Posted by: Fgiancana | March 23, 2016 10:56 AM    Report this comment

I would never do something like this with my dog, but then I would never do something like this at all. Ever. If you're the kind of person who's going to do this kind of thing, I don't see why you wouldn't also be the kind of person who'd bring your dog along.

Posted by: VirginiaS | March 23, 2016 10:24 AM    Report this comment

I'm increasingly of the opinion that we need to get out of other people's business. There are a lot of ways to look at this, and I'm not sure that one is more valid than the other. If we want to continue to be able to take care of our dogs as we sit fit, we need to allow other people to do the same, too.

Posted by: septembermary | March 23, 2016 9:00 AM    Report this comment

When I first saw the video, I thought, "How FUN!" Then I read some of the comments condemning the man, saying, "How could you risk your dog's life like that?" Bottom line: A dog loves nothing more than being with his/her human...no matter WHAT you're doing.
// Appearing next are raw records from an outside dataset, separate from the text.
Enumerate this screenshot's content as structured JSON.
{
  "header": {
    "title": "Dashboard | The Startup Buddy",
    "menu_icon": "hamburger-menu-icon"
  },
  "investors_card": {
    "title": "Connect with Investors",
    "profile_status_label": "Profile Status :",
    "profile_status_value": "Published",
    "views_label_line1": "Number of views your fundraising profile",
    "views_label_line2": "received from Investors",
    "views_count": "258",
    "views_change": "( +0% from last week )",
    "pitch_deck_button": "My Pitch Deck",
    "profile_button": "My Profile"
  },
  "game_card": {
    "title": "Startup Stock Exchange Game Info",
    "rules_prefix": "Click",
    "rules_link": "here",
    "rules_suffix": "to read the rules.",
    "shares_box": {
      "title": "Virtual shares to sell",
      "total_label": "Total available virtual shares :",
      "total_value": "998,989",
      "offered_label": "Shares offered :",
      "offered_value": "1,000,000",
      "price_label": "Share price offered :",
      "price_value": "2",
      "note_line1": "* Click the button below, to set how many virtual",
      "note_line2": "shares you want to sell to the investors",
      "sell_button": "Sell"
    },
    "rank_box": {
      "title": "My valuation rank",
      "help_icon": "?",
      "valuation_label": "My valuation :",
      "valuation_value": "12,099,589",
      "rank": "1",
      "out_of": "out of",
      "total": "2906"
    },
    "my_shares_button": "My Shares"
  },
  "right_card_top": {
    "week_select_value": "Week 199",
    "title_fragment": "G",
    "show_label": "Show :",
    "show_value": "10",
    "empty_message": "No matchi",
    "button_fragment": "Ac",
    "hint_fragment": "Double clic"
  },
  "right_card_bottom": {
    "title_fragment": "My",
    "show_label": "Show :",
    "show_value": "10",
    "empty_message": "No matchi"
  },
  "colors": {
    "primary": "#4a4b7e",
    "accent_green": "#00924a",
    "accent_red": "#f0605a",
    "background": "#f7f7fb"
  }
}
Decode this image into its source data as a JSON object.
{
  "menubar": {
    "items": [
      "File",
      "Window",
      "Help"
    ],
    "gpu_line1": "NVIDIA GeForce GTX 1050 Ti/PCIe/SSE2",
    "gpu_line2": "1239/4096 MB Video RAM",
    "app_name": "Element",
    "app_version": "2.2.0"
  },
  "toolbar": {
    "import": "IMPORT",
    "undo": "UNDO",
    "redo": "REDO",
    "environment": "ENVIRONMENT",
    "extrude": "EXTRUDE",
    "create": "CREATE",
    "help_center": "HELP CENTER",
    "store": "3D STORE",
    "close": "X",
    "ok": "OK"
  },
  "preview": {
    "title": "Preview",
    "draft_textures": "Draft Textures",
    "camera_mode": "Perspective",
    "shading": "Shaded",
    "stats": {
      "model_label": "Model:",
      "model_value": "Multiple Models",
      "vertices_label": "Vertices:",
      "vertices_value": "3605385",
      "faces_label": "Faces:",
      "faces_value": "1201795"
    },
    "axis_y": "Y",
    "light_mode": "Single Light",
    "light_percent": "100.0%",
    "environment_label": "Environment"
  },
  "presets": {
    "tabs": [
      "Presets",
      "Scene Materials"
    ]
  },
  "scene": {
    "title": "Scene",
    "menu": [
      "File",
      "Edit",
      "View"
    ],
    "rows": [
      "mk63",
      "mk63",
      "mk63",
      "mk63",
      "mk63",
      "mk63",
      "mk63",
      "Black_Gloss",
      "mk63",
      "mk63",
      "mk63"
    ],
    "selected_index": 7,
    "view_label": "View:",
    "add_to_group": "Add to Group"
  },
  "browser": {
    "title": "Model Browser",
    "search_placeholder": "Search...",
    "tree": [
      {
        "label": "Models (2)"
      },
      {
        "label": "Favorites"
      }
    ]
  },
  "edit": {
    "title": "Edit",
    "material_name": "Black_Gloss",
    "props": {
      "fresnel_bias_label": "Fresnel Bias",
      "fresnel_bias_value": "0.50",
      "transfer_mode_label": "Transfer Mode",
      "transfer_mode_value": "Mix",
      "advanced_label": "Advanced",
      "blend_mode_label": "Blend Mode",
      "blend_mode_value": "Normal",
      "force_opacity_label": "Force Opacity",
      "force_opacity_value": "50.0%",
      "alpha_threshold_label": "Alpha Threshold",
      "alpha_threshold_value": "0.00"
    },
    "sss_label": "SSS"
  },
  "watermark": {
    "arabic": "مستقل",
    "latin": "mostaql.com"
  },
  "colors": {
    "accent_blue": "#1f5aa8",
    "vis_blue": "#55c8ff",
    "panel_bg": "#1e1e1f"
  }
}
The man obviously took precautions by putting goggles on his pup. And he was very well strapped in. Soooo...my final conclusion: If they had died, at least they would have died TOGETHER...doing something they both LOVED. Yes, I'm SURE the pup loved base jumping with his person. And, odds being what they are, if the guy died during that jump, the pup probably would have survived. Unfortunately, the guy died on a separate jump. And I'm sure his pup misses him TERRIBLY. :'-( RIP Dean Potter. I hope you and your best friend get to jump again some day...at the Rainbow Bridge.

Posted by: growlady | March 23, 2016 5:29 AM    Report this comment

Life is not meant to be lived avoiding any and all danger. To learn and to grow one must take chances and move out beyond your comfort zone. If your have a best friend, they probably want to share your adventure. If your dog is your best friend, well---- there you are. If you want to stay safe and don't take any risk, stay out of the bathroom at home. More people die every year of injuries in the bathroom at home than of anything else in the world. Live life to the fullest, don't waste it.

Posted by: Pennyannie2 | March 22, 2016 7:41 PM    Report this comment

As a dog guardian, I've made a promise to take care of my dog's well-being. If I've chosen to be reckless with my life, it's on me. I would never risk my dog's life just because I think it's macho fun to include him in a video. Sure, your dog might want to go everywhere with you, even into the bathroom; but only you know the dangers of certain activities and your dog does not. Insisting on strapping your dog into a wingsuit borders on abuse and your dog should be protected from you. Would you put your toddler into this video?

Posted by: Czerny | March 22, 2016 1:36 PM    Report this comment

I've never believed I've 'owned' my pets, just as I've never 'owned' my children. I chose to have pets (and children!) and so they are my responsibility. I do enjoy having fun with them but it's irresponsible to put them in any position where they might injure themselves. We have to protect them from themselves (safe fences, safe equipment etc) and definitely have to protect them from our own risky behavior.

Posted by: Judith999 | March 22, 2016 12:11 PM    Report this comment

I understand why you might want to run across the street after reading the terrible story you cite. But, I ran across a street and tripped and fell flat in the middle of the road. Was not hurt but, I don't run across streets any more. I really look carefully at cars approaching and wait for them to stop or pass having seen a car go right through a red light inches in front of me.
Be safe.

Posted by: carol323 | March 22, 2016 11:45 AM    Report this comment

New to Whole Dog Journal? Register for Free!

Already Registered?
Log In